> [Exercise inputs]:
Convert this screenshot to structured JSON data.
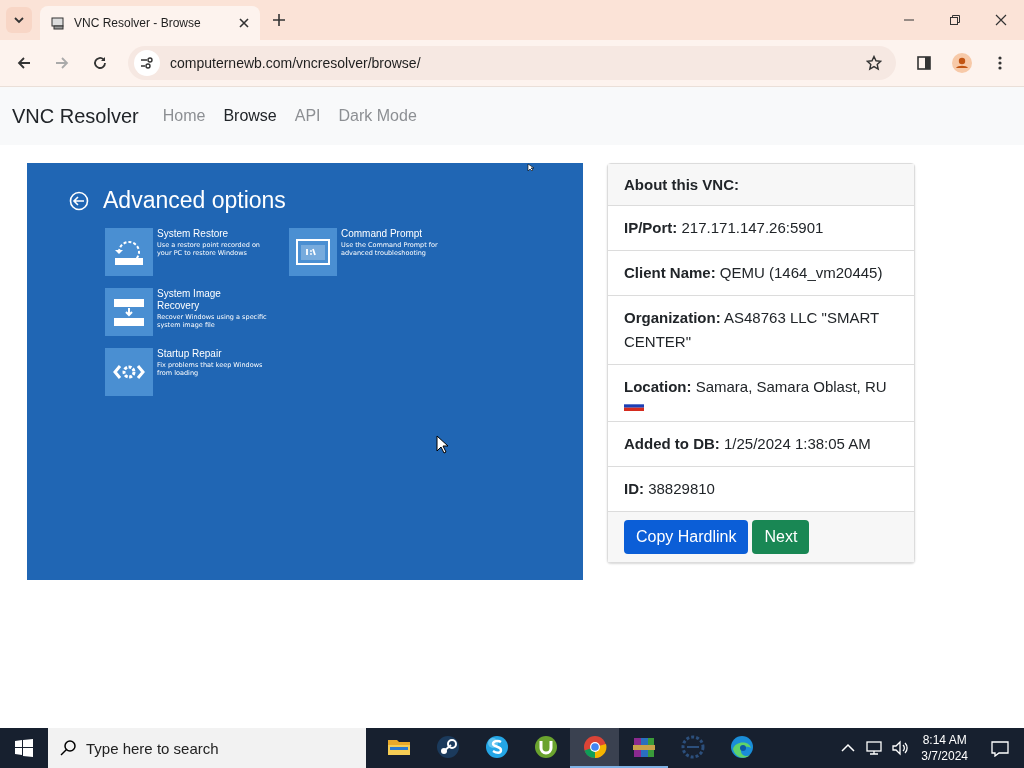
{
  "browser": {
    "tabs": [
      {
        "title": "VNC Resolver - Browse",
        "selected": true
      }
    ],
    "url": "computernewb.com/vncresolver/browse/",
    "forward_disabled": true
  },
  "site": {
    "brand": "VNC Resolver",
    "nav": [
      {
        "label": "Home",
        "selected": false
      },
      {
        "label": "Browse",
        "selected": true
      },
      {
        "label": "API",
        "selected": false
      },
      {
        "label": "Dark Mode",
        "selected": false
      }
    ]
  },
  "vnc_screen": {
    "title": "Advanced options",
    "option_columns": [
      [
        {
          "kind": "restore",
          "title": "System Restore",
          "description": "Use a restore point recorded on your PC to restore Windows"
        },
        {
          "kind": "image",
          "title": "System Image Recovery",
          "description": "Recover Windows using a specific system image file"
        },
        {
          "kind": "repair",
          "title": "Startup Repair",
          "description": "Fix problems that keep Windows from loading"
        }
      ],
      [
        {
          "kind": "cmd",
          "title": "Command Prompt",
          "description": "Use the Command Prompt for advanced troubleshooting"
        }
      ]
    ]
  },
  "card": {
    "header": "About this VNC:",
    "rows": [
      {
        "text": "**IP/Port:** 217.171.147.26:5901"
      },
      {
        "text": "**Client Name:** QEMU (1464_vm20445)"
      },
      {
        "text": "**Organization:** AS48763 LLC \"SMART CENTER\""
      },
      {
        "text": "**Location:** Samara, Samara Oblast, RU",
        "flag": true
      },
      {
        "text": "**Added to DB:** 1/25/2024 1:38:05 AM"
      },
      {
        "text": "**ID:** 38829810"
      }
    ],
    "buttons": [
      {
        "label": "Copy Hardlink",
        "kind": "primary"
      },
      {
        "label": "Next",
        "kind": "success"
      }
    ]
  },
  "taskbar": {
    "search_placeholder": "Type here to search",
    "apps": [
      {
        "kind": "folder",
        "selected": false,
        "running": false
      },
      {
        "kind": "steam",
        "selected": false,
        "running": false
      },
      {
        "kind": "skype",
        "selected": false,
        "running": false
      },
      {
        "kind": "torrent",
        "selected": false,
        "running": false
      },
      {
        "kind": "chrome",
        "selected": true,
        "running": true
      },
      {
        "kind": "archive",
        "selected": false,
        "running": true
      },
      {
        "kind": "eclipse",
        "selected": false,
        "running": false
      },
      {
        "kind": "edge",
        "selected": false,
        "running": false
      }
    ],
    "time": "8:14 AM",
    "date": "3/7/2024"
  }
}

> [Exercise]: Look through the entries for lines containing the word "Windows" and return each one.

> [Answer box]:
          "description": "Use a restore point recorded on your PC to restore Windows"
          "description": "Recover Windows using a specific system image file"
          "description": "Fix problems that keep Windows from loading"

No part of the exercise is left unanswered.